------ SUPPLIED RECORDS

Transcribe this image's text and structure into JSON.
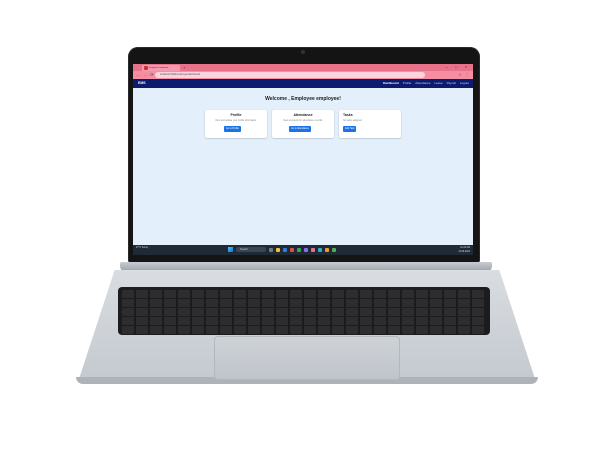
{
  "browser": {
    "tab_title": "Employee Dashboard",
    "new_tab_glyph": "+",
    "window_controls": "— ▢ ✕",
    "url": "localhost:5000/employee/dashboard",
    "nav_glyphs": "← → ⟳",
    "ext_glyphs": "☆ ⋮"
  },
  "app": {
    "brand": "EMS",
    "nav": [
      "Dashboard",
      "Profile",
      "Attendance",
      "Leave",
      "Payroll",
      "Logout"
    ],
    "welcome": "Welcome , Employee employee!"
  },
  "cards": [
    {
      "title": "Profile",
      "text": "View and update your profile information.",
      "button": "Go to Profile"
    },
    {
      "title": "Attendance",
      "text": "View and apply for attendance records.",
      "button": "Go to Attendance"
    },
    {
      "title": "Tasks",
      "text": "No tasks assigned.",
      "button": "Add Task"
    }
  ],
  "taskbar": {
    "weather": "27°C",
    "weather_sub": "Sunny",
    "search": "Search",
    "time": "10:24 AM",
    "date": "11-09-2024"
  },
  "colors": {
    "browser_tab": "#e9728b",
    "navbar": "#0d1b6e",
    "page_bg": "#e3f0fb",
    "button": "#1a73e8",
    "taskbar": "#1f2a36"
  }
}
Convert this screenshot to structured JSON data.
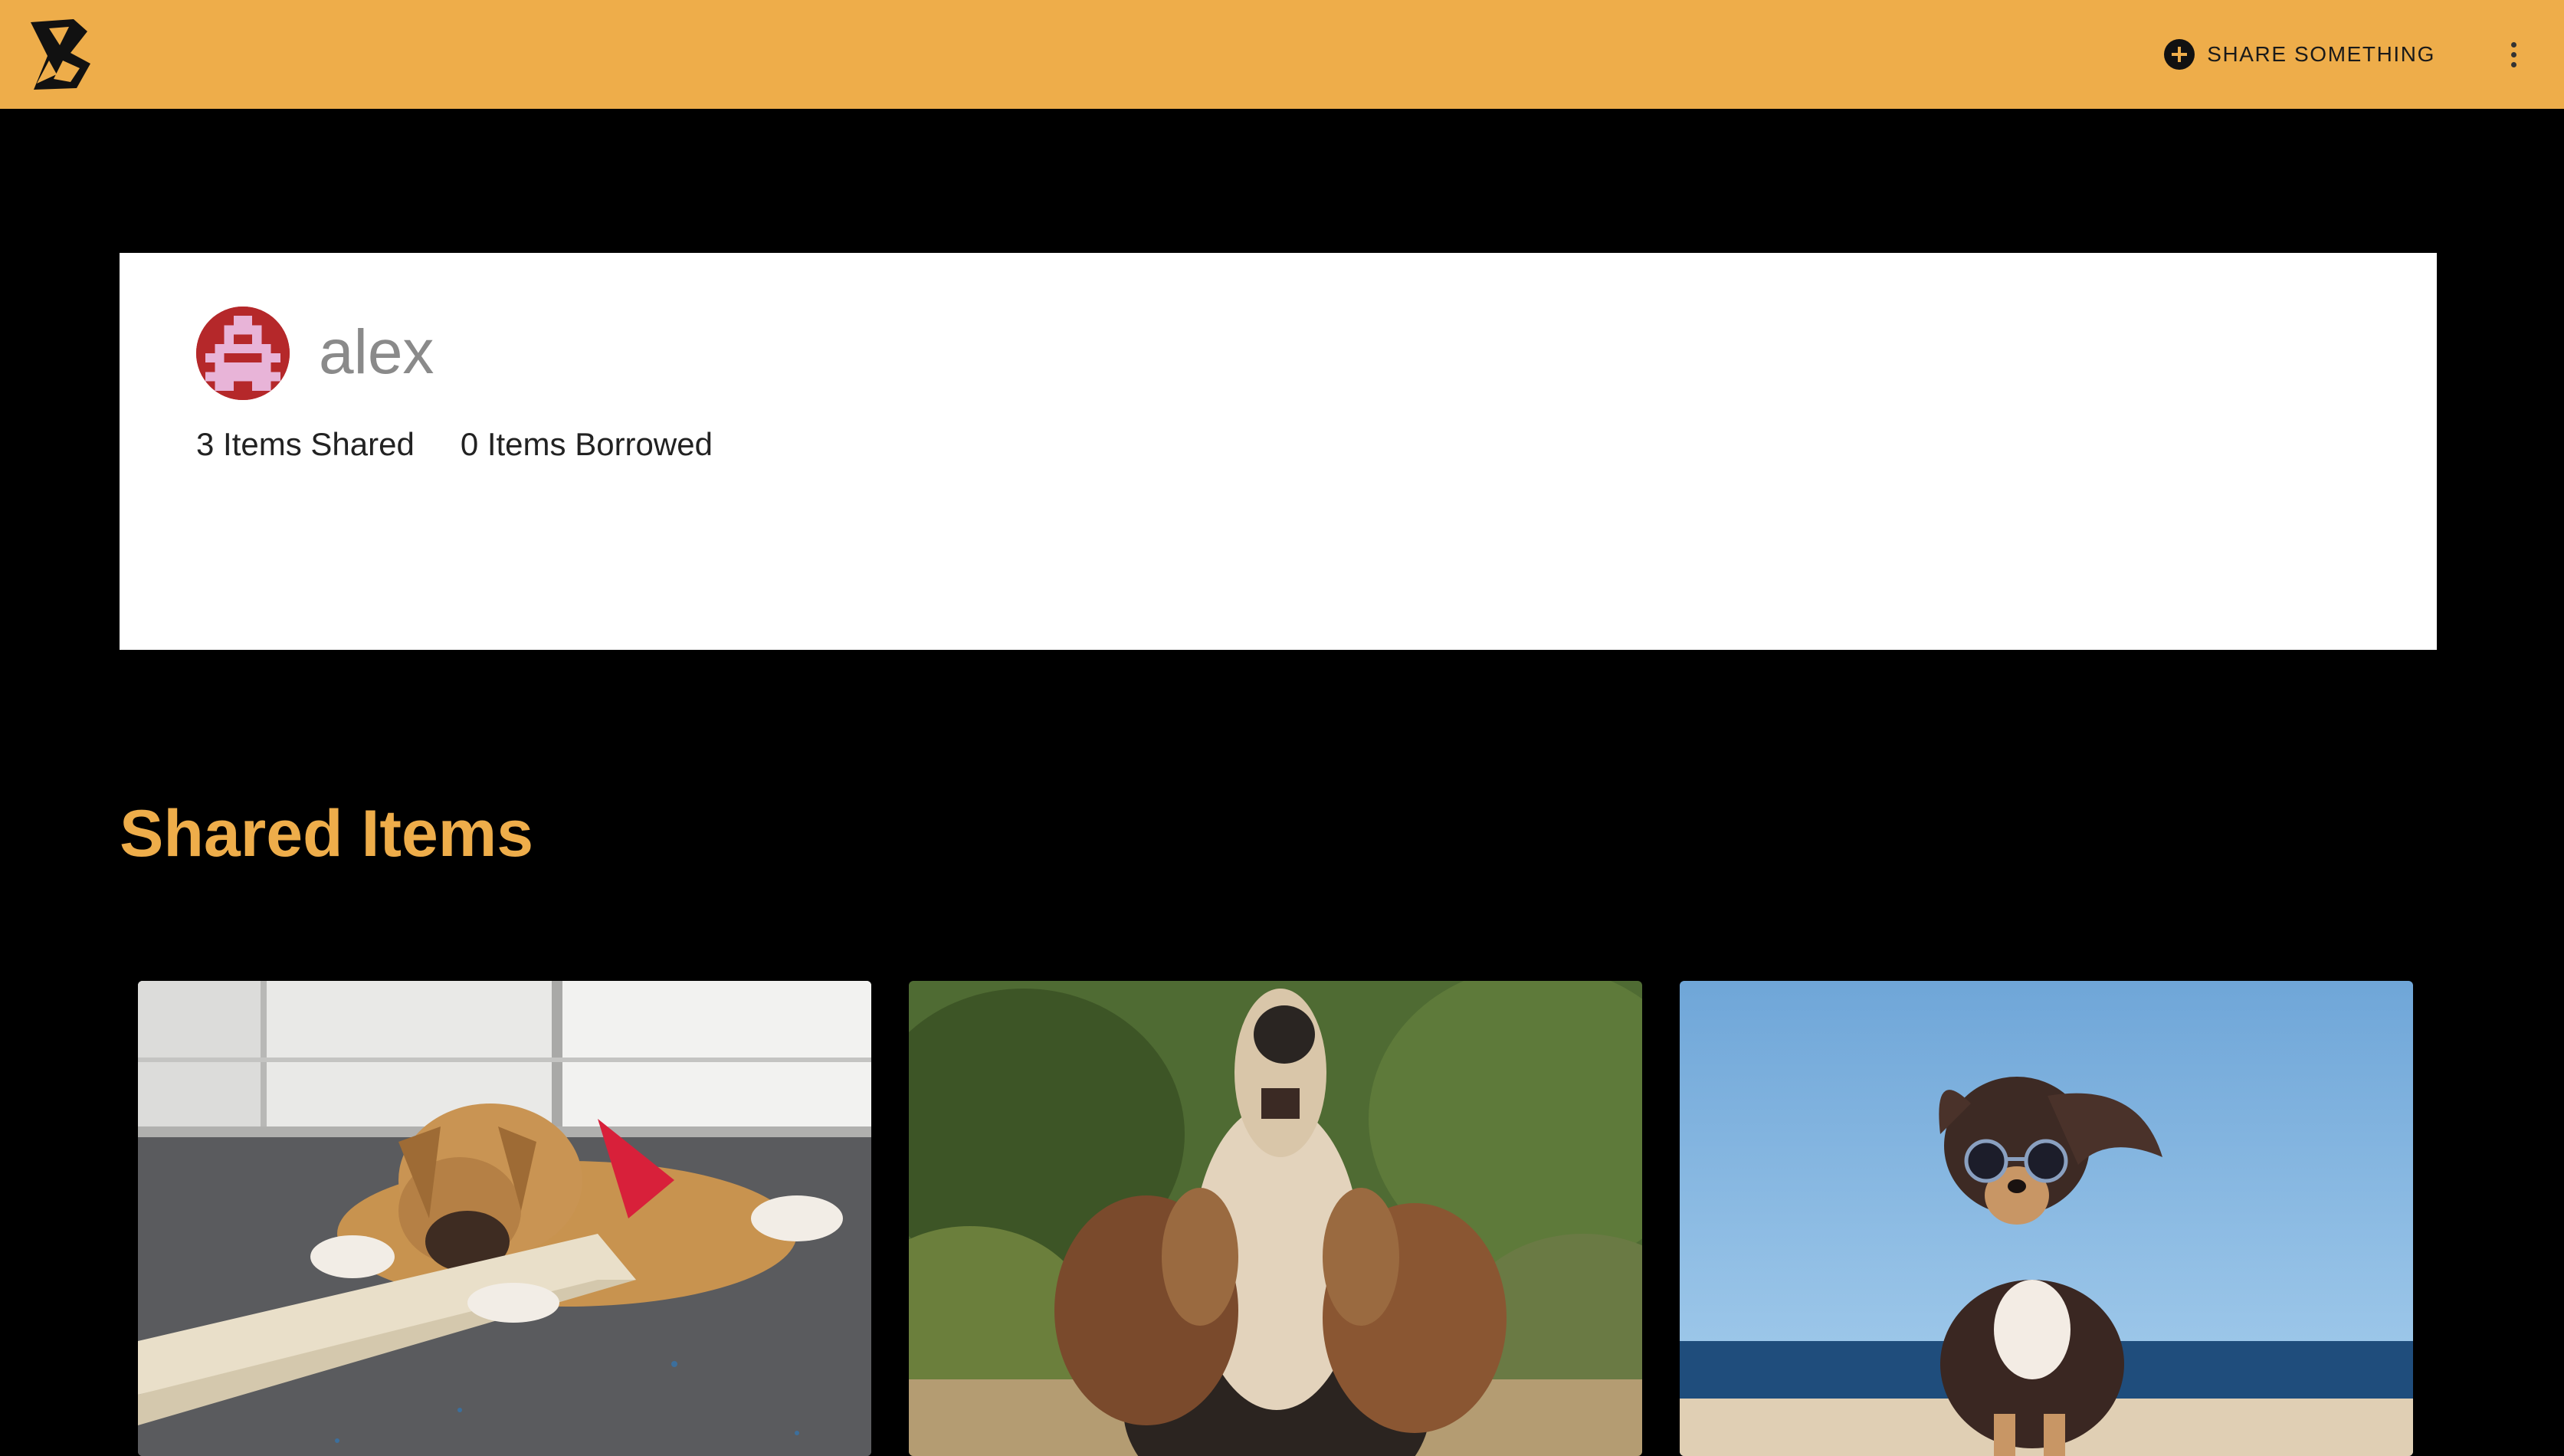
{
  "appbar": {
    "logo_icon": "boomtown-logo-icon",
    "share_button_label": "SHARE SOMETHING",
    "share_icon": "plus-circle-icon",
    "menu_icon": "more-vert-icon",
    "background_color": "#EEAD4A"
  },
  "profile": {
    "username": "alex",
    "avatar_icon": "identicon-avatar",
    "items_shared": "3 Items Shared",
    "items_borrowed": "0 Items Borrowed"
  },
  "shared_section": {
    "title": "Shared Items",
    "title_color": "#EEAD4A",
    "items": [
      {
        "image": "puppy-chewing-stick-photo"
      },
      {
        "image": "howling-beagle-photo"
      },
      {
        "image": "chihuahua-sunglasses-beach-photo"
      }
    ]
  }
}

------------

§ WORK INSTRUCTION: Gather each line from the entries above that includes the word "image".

§ OUTPUT FOR THIS TASK:
Transcribe this image's text and structure into JSON.
        "image": "puppy-chewing-stick-photo"
        "image": "howling-beagle-photo"
        "image": "chihuahua-sunglasses-beach-photo"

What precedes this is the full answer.